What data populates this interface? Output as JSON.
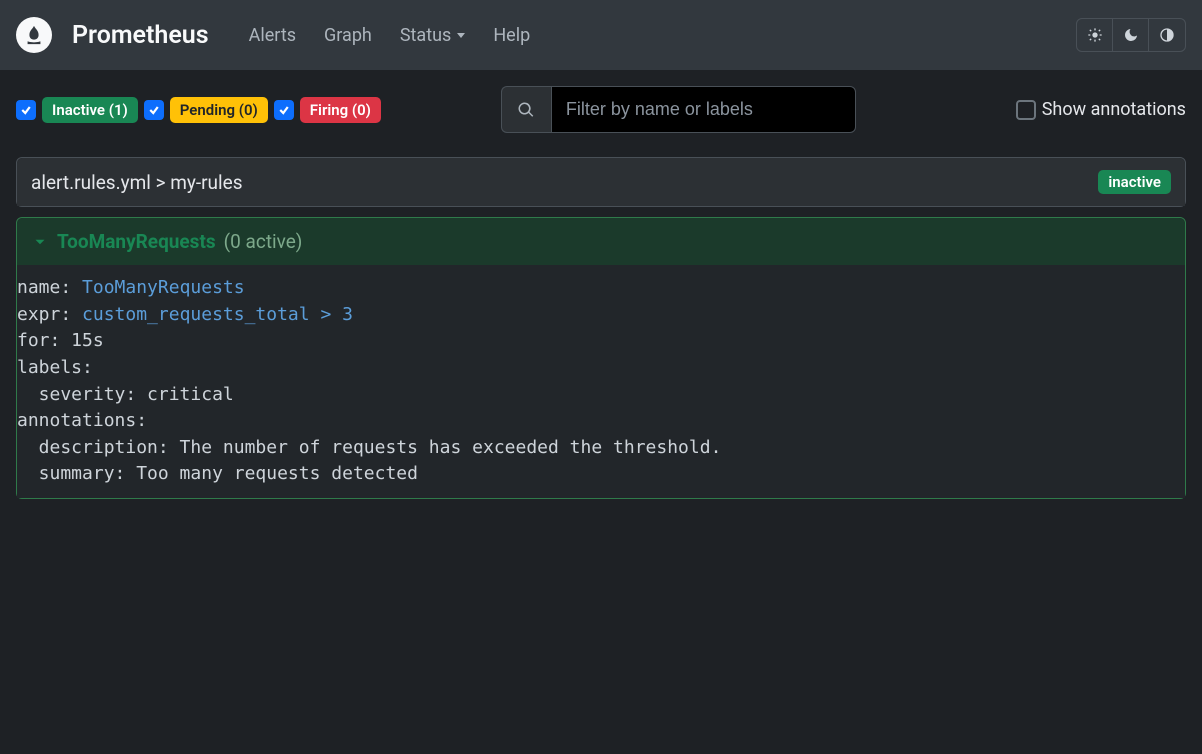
{
  "header": {
    "brand": "Prometheus",
    "nav": {
      "alerts": "Alerts",
      "graph": "Graph",
      "status": "Status",
      "help": "Help"
    }
  },
  "filters": {
    "inactive_label": "Inactive (1)",
    "pending_label": "Pending (0)",
    "firing_label": "Firing (0)"
  },
  "search": {
    "placeholder": "Filter by name or labels"
  },
  "annotations_toggle": "Show annotations",
  "group": {
    "path": "alert.rules.yml > my-rules",
    "state": "inactive"
  },
  "alert": {
    "name": "TooManyRequests",
    "count_text": "(0 active)",
    "rule": {
      "name_key": "name: ",
      "name_val": "TooManyRequests",
      "expr_key": "expr: ",
      "expr_val": "custom_requests_total > 3",
      "for_line": "for: 15s",
      "labels_line": "labels:",
      "severity_line": "  severity: critical",
      "annotations_line": "annotations:",
      "description_line": "  description: The number of requests has exceeded the threshold.",
      "summary_line": "  summary: Too many requests detected"
    }
  }
}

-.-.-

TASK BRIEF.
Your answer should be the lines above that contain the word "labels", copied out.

TASK OUTPUT.
    "placeholder": "Filter by name or labels"
      "labels_line": "labels:",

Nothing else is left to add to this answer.